Exercise: Pull each line with the string "icon" from the entries.

[Dataset records Boundary: Start]

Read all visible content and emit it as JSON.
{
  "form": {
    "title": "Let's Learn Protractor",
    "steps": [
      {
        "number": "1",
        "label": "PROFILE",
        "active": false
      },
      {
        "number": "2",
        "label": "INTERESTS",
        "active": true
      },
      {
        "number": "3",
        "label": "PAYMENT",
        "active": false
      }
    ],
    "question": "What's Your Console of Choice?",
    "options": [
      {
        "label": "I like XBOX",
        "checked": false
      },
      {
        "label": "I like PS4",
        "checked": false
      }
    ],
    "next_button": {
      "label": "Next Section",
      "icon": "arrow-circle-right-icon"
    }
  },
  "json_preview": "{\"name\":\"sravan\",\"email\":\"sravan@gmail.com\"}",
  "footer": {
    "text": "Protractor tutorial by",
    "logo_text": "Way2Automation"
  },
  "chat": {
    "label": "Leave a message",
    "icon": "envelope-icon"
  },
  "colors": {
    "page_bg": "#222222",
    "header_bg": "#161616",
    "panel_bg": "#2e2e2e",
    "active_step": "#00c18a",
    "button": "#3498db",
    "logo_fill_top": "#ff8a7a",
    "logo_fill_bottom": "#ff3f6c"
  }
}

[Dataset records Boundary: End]

Completed exercise:
      "icon": "arrow-circle-right-icon"
    "icon": "envelope-icon"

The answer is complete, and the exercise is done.